In the previous two posts, I’ve talked about the basics of caching and how caching works in WordPress, at least to a degree.
But remember that this series was motivated by an email from someone who thought that I could do a better job of explaining how transients and caching work in WordPress and why it’s important to understand how everything works in tandem with each other.
So in this post, I’m aiming to bring it all together and talk about how the Transients API works in conjunction with MySQL, why it’s important to understand the relationship, and how to handle this moving forward.
How Do Transients Work in WordPress?
How Transients Work
First, according to the Codex, transients work like this:
This page contains the technical documentation of WordPress Transients API, which offers a simple and standardized way of storing cached data in the database temporarily by giving it a custom name and a time frame after which it will expire and be deleted.Transients API via the WordPress Codex
The idea behind this seems simple enough, right?
- You save an option to the database,
- Set a time for how long it should exist,
- Then it’s stored for that amount of time
- And, if requested after expiration, is retrieved and moved back into its transient state.
So where lies the confusion?
As mentioned in the first post, I wasn’t clear about how long the transient information would be available. Rather than being a minimum amount of time the data will be available, it’s a maximum.
This means that if you set something to be available for a day, it will be available for a day. No less; no more. And after that time has expired, then it will have to be recreated into the transient state once again.
At least, this is the conventional wisdom behind it. It’s not wrong but there’s more to it. This is where it gets a bit more technical, though.
What Role Does MySQL Play?
As WordPress, hosting, and other technologies have matured, the underlying databases that power the application have changed, too. This isn’t a good thing or a bad thing (though perhaps we could argue it’s a good thing in a future post).
But it can help explain why transients work the way they do given the stack with which we’re used to working and how they may not work as expected with out database systems.
If you opt to use MySQL as the database for your WordPress installation, which I venture to say that most people still do, then the information that’s in the Options table (which is where transients are stored, too) then the Transients API will work as outlined above.

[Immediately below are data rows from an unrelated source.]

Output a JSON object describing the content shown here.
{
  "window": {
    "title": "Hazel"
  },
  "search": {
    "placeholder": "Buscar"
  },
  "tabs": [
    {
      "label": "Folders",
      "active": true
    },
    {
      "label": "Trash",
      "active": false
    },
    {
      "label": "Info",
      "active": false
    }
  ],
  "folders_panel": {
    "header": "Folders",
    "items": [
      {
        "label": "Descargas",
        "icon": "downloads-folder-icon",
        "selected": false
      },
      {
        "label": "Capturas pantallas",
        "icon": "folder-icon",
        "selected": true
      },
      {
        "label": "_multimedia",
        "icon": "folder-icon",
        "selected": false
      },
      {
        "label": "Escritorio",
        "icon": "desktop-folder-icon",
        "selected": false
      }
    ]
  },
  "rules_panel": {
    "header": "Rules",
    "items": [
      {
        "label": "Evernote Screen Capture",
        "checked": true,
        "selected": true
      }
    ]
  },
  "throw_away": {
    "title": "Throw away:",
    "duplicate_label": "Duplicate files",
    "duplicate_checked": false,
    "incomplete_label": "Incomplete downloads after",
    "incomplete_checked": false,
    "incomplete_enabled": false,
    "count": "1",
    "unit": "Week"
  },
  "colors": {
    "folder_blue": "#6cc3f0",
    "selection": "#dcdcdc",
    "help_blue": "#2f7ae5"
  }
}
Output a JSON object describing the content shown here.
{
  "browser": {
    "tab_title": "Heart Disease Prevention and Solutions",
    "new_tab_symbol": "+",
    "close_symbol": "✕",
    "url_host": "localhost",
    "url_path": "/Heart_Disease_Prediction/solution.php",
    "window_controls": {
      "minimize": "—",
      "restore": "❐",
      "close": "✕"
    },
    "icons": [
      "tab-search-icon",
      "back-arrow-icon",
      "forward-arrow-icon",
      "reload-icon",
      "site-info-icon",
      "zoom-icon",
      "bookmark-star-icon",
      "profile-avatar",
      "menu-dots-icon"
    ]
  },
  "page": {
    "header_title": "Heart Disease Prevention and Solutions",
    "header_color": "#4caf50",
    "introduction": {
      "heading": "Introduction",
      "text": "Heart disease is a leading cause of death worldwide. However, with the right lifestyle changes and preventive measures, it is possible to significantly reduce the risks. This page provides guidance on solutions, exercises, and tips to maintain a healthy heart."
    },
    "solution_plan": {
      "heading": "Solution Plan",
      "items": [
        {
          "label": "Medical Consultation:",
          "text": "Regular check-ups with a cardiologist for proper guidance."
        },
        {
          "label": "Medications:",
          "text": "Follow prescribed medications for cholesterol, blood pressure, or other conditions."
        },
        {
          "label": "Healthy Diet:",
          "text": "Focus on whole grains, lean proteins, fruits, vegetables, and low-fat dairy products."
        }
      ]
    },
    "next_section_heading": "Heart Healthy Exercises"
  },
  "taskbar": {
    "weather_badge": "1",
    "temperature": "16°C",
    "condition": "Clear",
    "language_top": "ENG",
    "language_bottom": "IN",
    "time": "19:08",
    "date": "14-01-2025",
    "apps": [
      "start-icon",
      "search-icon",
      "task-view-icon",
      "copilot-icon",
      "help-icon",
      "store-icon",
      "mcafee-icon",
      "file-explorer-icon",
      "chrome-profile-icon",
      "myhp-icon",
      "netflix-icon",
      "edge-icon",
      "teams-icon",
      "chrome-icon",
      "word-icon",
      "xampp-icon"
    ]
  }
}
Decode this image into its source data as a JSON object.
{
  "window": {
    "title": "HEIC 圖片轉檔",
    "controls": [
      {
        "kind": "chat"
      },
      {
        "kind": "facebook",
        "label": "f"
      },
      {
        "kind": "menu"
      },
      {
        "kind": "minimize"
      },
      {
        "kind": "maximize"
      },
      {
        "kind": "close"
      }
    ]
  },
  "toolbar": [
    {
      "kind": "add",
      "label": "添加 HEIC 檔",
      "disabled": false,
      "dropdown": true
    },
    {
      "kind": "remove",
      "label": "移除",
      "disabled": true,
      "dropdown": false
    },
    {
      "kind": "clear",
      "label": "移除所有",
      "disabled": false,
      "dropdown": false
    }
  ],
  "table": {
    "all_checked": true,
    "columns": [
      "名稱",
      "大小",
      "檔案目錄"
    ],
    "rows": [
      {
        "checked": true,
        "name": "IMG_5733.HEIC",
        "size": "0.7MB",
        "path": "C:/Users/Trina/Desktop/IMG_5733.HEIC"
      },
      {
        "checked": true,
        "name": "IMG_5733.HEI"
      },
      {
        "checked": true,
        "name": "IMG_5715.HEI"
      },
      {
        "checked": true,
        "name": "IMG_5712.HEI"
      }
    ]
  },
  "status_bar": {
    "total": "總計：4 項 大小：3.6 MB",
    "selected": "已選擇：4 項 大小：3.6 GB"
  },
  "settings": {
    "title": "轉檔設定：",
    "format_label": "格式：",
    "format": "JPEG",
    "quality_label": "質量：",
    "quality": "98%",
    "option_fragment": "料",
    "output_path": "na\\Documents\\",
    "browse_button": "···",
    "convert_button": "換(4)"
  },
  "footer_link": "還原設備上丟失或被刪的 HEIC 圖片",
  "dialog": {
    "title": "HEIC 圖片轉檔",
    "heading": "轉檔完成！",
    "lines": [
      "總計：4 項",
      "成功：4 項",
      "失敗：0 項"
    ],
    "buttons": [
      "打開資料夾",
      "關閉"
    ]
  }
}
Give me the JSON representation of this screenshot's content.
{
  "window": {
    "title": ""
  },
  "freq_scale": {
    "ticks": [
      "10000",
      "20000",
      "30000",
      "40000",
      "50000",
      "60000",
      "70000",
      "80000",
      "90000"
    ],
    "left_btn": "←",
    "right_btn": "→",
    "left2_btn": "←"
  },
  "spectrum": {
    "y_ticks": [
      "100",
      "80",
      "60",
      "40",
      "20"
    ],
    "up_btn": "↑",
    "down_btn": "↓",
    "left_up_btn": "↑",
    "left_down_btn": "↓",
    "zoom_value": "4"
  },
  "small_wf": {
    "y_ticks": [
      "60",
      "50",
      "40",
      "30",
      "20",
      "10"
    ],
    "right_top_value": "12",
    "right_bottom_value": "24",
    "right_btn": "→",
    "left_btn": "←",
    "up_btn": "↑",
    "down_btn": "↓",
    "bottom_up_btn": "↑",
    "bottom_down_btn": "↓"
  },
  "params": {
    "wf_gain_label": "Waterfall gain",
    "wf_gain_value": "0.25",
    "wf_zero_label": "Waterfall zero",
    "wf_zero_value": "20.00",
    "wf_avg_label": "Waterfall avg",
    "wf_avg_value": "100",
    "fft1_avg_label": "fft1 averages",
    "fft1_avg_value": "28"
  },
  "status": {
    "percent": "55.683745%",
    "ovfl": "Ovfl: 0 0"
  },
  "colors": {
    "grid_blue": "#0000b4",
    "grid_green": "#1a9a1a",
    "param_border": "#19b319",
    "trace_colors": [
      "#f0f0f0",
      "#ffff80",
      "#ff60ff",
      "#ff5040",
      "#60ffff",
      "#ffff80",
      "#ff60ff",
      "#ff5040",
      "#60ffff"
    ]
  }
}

But what happens when you introduce other forms of caching like object caching through software like Memcached or Redis, and so on?
In that case, the data may not be available as you expect. In short, the caching software can choose to drop information that isn’t requested as often as other information. That is, it gives a level of priority to information that’s more frequently requested.
When you take all of the above into account, you’re looking at several things:
- the Transients API,
- a database,
- a third-party caching system.
When you have the Transients API and a standard database, you’re going to be fine in that things will work as you expect.
But if you introduce a third-party caching system, the outcome may be different. Specifically, things may not – and likely will not – work in the way you expect.
That is, the third-party caching system can disregard whatever information it wants to drop whenever it thinks it needs to remove it. This means that whatever you think you may have available in cache won’t be there.
Ultimately, the best advice I can give is this:
- If you’re using MySQL and the Transients API, then things will work as described in Codex.
- If, on the other hand, you’re using another caching system, then it’s important to understand how it works and how you can write code against it so it works as you’d like.
And with that, there’s nothing more to add on this primer for understanding caching in WordPress.